Demanding the Establishment of a High School for 750 Arab Bedouin Students from Abu-Tulul - El-Shihabi and Six Surrounding Unrecognized Villages in the Naqab

HCJ 2848/05, Fatimah Abu Sabila (Ali) et. al., v. The Ministry of Education, et al.

Petition filed to Supreme Court in 3/05, demanding the opening of a high school in the region of Abu-Tulul – El-Shihabi, in which lie seven villages inhabited by approximately 12,000 Arab Bedouin citizens of Israel. The petition was filed in the name of Adalah, and on behalf of 35 Bedouin girls and six other NGOs, against the Ministry of Education (MOE), the Regional Planning Committee – Southern District, the Abu Basma Regional Council, the Ministry of the Interior, and the Israel Lands Administration. All of the villages are unrecognized by the state and therefore lack essential infrastructure and services, including a high school. Students from the villages who wish to pursue a high school education must therefore travel 12 km to attend school in the recognized, state-planned Arab Bedouin towns of Segev Shalom or Arara. Adalah presented data demonstrating that the dropout rate in the villages, which is extremely high at around 77%, is even higher among girls than boys. Adalah argued that the reason for this disparity is the fact that Arab Bedouin tradition and customs forbid female students from traveling outside of their villages without the accompaniment of a relative, from studying with students who belong to other tribes, or from being in the company of unfamiliar boys. Adalah brought further data to demonstrate that in Palestinian Bedouin towns which do have a high school female students drop out of school at a considerably lower rate - in some cases lower than the rate for boys - and girls are therefore able to fulfill their right to an education. Further Adalah emphasized that the MOE established schools for Jewish children in many other areas in the Naqab with populations smaller than those of the seven unrecognized villages, including in the neighboring settlement of Kibbutz Shuval, which has a population of just 350 people. Adalah argued that the higher dropout rate among female students in the area represents a violation of the petitioners' right to an education, and constitutes compound discrimination against them on the basis of gender and nationality: both as women in a traditional society and as members of the Palestinian minority in Israel. Adalah further argued that the state is under a grave obligation under domestic and international law to consider the social factors which lead to the higher dropout rate among Arab Bedouin girls than boys, and accordingly to eliminate the ongoing discrimination against the petitioners, and to guarantee equal educational opportunities for them by providing accessible high school education.

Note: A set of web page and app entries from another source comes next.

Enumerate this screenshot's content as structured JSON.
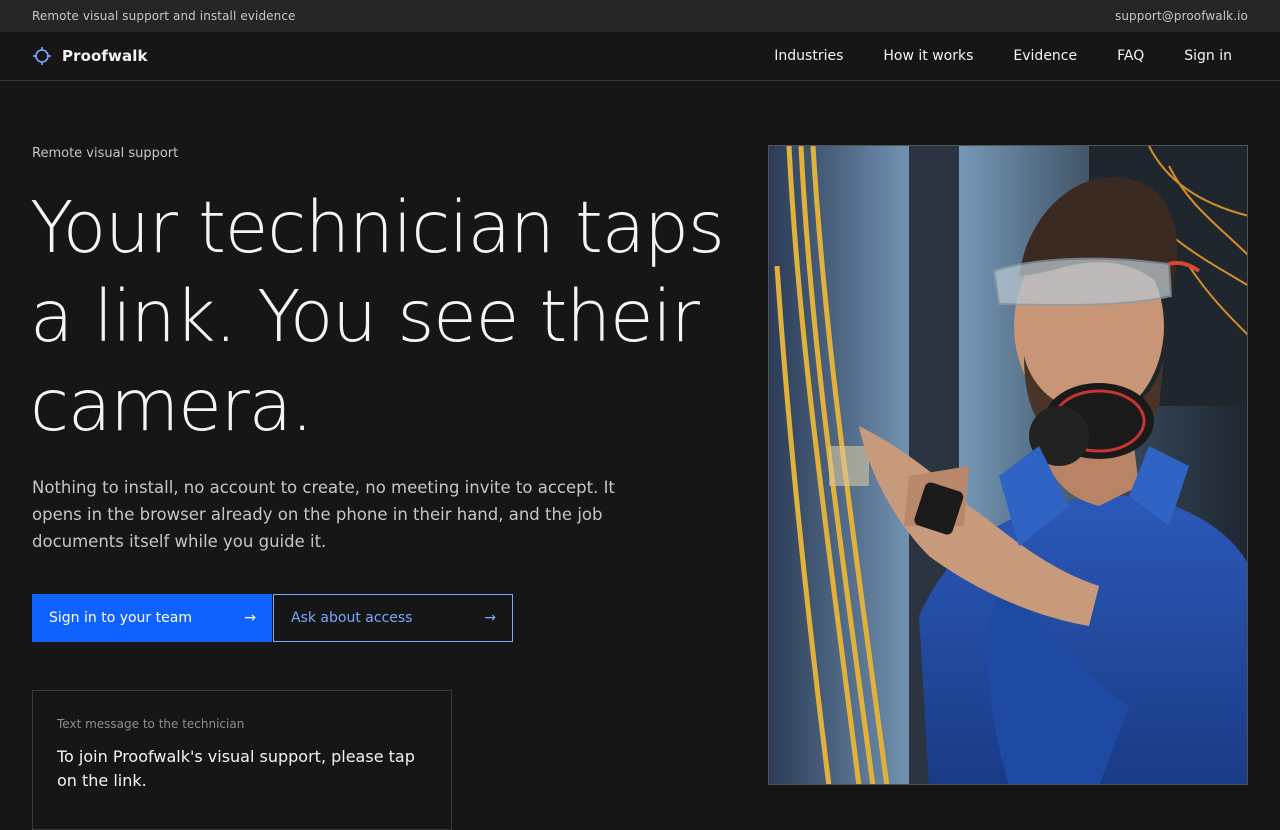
{
  "topbar": {
    "tagline": "Remote visual support and install evidence",
    "email": "support@proofwalk.io"
  },
  "nav": {
    "brand": "Proofwalk",
    "logo_icon": "crosshair-icon",
    "links": [
      "Industries",
      "How it works",
      "Evidence",
      "FAQ",
      "Sign in"
    ]
  },
  "hero": {
    "eyebrow": "Remote visual support",
    "headline": "Your technician taps a link. You see their camera.",
    "lede": "Nothing to install, no account to create, no meeting invite to accept. It opens in the browser already on the phone in their hand, and the job documents itself while you guide it.",
    "primary_cta": "Sign in to your team",
    "secondary_cta": "Ask about access",
    "cta_icon": "arrow-right-icon"
  },
  "sms": {
    "label": "Text message to the technician",
    "body": "To join Proofwalk's visual support, please tap on the link."
  },
  "image": {
    "alt_subject": "technician with safety glasses and ear defenders working on fiber cabling",
    "accent_color": "#0f62fe",
    "link_color": "#78a9ff",
    "background": "#161616"
  }
}
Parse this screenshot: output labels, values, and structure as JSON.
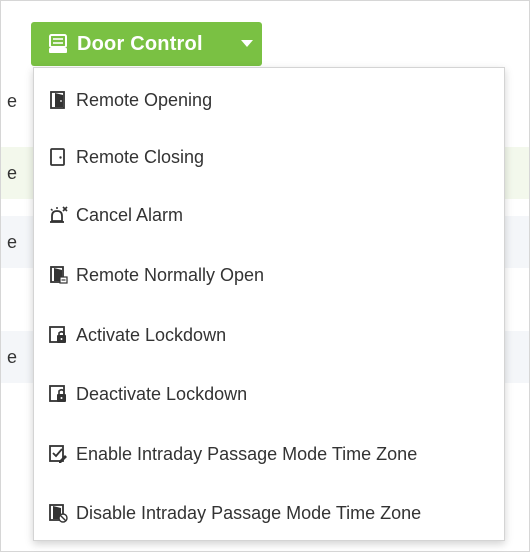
{
  "door_control": {
    "label": "Door Control",
    "icon": "door-panel-icon",
    "color": "#7ac143"
  },
  "background_rows": [
    {
      "text": "e",
      "bg": "#ffffff"
    },
    {
      "text": "e",
      "bg": "#f5f5f5"
    },
    {
      "text": "e",
      "bg": "#ffffff"
    },
    {
      "text": "",
      "bg": "#f5f5f5"
    },
    {
      "text": "e",
      "bg": "#ffffff"
    },
    {
      "text": "",
      "bg": "#f5f5f5"
    },
    {
      "text": "",
      "bg": "#ffffff"
    }
  ],
  "menu": {
    "items": [
      {
        "label": "Remote Opening",
        "icon": "door-open-icon"
      },
      {
        "label": "Remote Closing",
        "icon": "door-closed-icon"
      },
      {
        "label": "Cancel Alarm",
        "icon": "alarm-cancel-icon"
      },
      {
        "label": "Remote Normally Open",
        "icon": "door-normally-open-icon"
      },
      {
        "label": "Activate Lockdown",
        "icon": "lock-closed-icon"
      },
      {
        "label": "Deactivate Lockdown",
        "icon": "lock-open-icon"
      },
      {
        "label": "Enable Intraday Passage Mode Time Zone",
        "icon": "passage-enable-icon"
      },
      {
        "label": "Disable Intraday Passage Mode Time Zone",
        "icon": "passage-disable-icon"
      }
    ]
  }
}
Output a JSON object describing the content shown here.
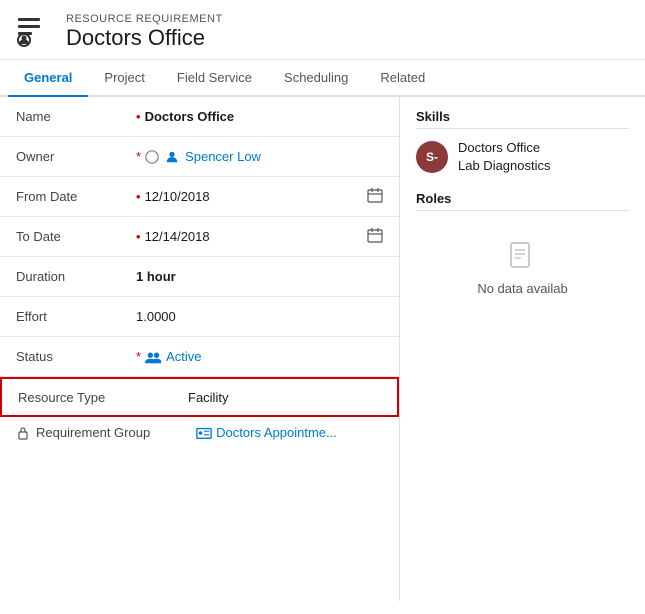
{
  "header": {
    "subtitle": "RESOURCE REQUIREMENT",
    "title": "Doctors Office"
  },
  "tabs": [
    {
      "label": "General",
      "active": true
    },
    {
      "label": "Project",
      "active": false
    },
    {
      "label": "Field Service",
      "active": false
    },
    {
      "label": "Scheduling",
      "active": false
    },
    {
      "label": "Related",
      "active": false
    }
  ],
  "form": {
    "name_label": "Name",
    "name_value": "Doctors Office",
    "owner_label": "Owner",
    "owner_value": "Spencer Low",
    "from_date_label": "From Date",
    "from_date_value": "12/10/2018",
    "to_date_label": "To Date",
    "to_date_value": "12/14/2018",
    "duration_label": "Duration",
    "duration_value": "1 hour",
    "effort_label": "Effort",
    "effort_value": "1.0000",
    "status_label": "Status",
    "status_value": "Active",
    "resource_type_label": "Resource Type",
    "resource_type_value": "Facility",
    "req_group_label": "Requirement Group",
    "req_group_value": "Doctors Appointme..."
  },
  "skills": {
    "title": "Skills",
    "item": {
      "initials": "S-",
      "text_line1": "Doctors Office",
      "text_line2": "Lab Diagnostics"
    }
  },
  "roles": {
    "title": "Roles",
    "no_data": "No data availab"
  }
}
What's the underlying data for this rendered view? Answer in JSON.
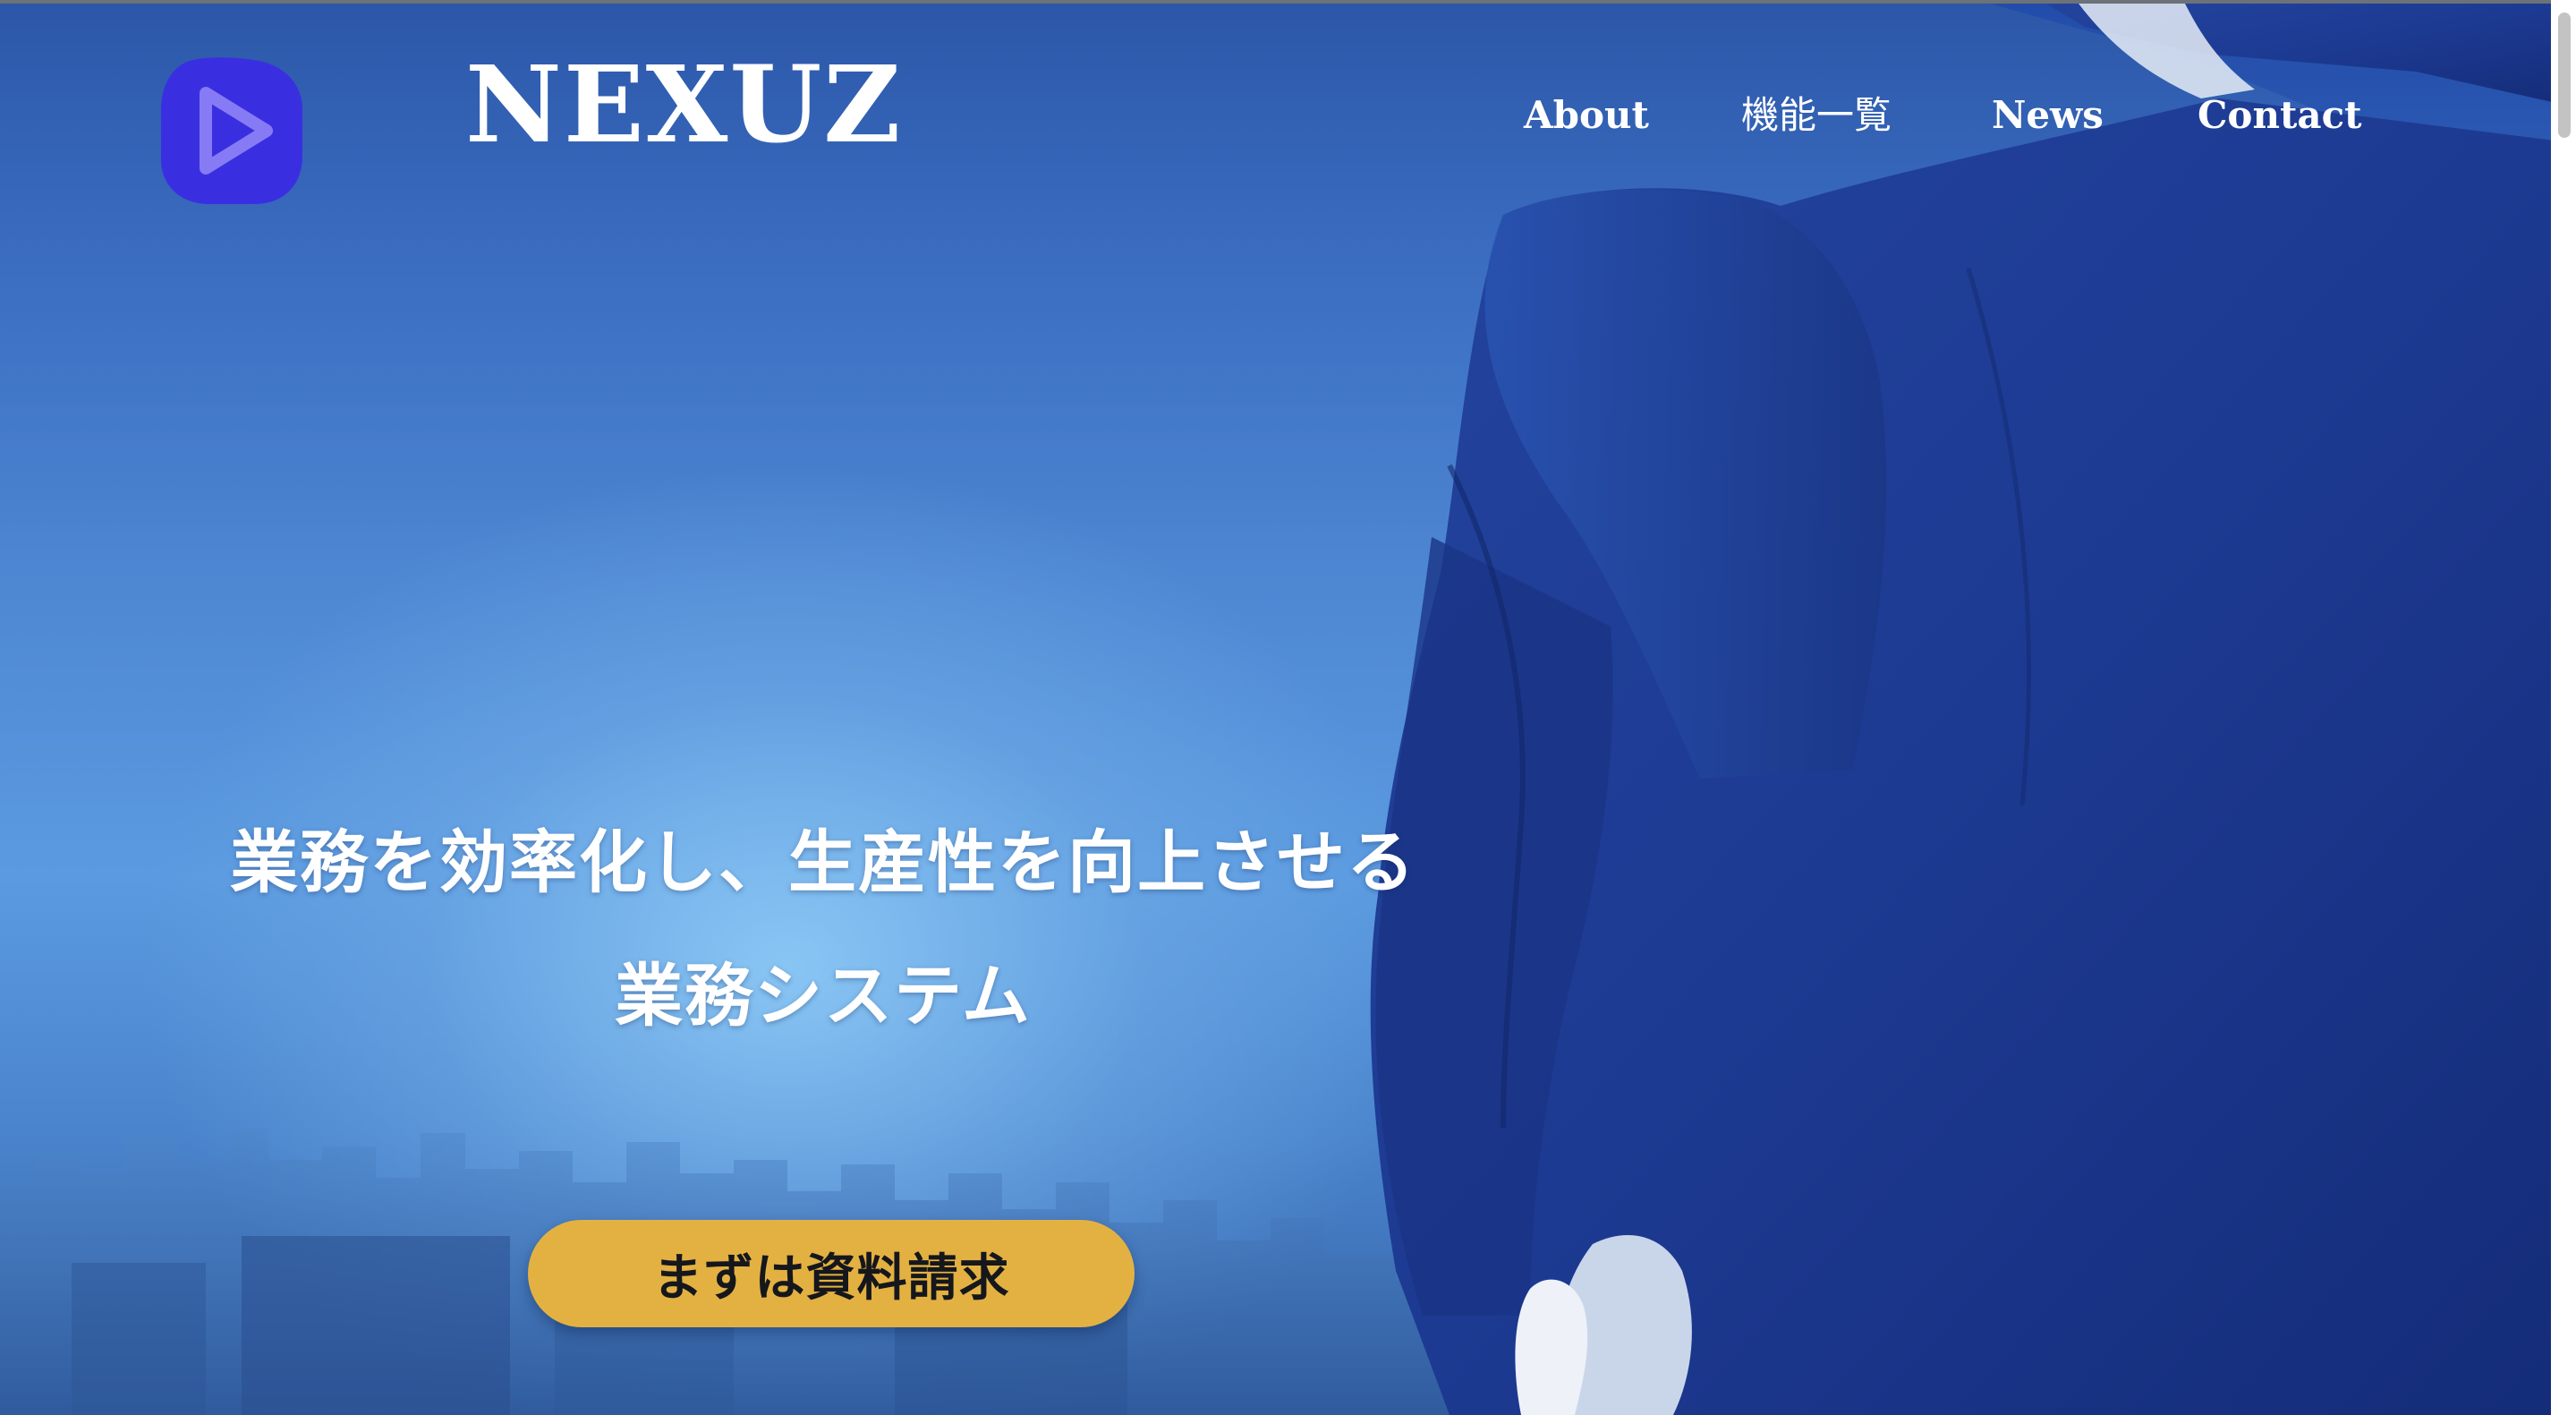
{
  "header": {
    "brand": "NEXUZ",
    "nav": [
      {
        "label": "About"
      },
      {
        "label": "機能一覧"
      },
      {
        "label": "News"
      },
      {
        "label": "Contact"
      }
    ]
  },
  "hero": {
    "headline_line1": "業務を効率化し、生産性を向上させる",
    "headline_line2": "業務システム",
    "cta_label": "まずは資料請求"
  },
  "icons": {
    "logo": "play-logo-icon"
  },
  "colors": {
    "logo_blue": "#3a2fe0",
    "cta_gold": "#e3b142",
    "text_white": "#ffffff",
    "hero_blue": "#4d86d2"
  }
}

Result: In 1/07, the Supreme Court approved a settlement reached between the MOE and Adalah, according to which the MOE will establish a high school in Abu-Tulul – El-Shihabi, the first high school in any of the unrecognized villages in the Naqab. Under the settlement, the state is obliged to open the school from 9/09; should it not be opened for any reason, the petitioners retain the right to re-approach the Court.

H.C. 2848/05, Fatimah Abu Sabila (Ali) et. al., v. The Ministry of Education, et. al. (decision issued 23.01.07).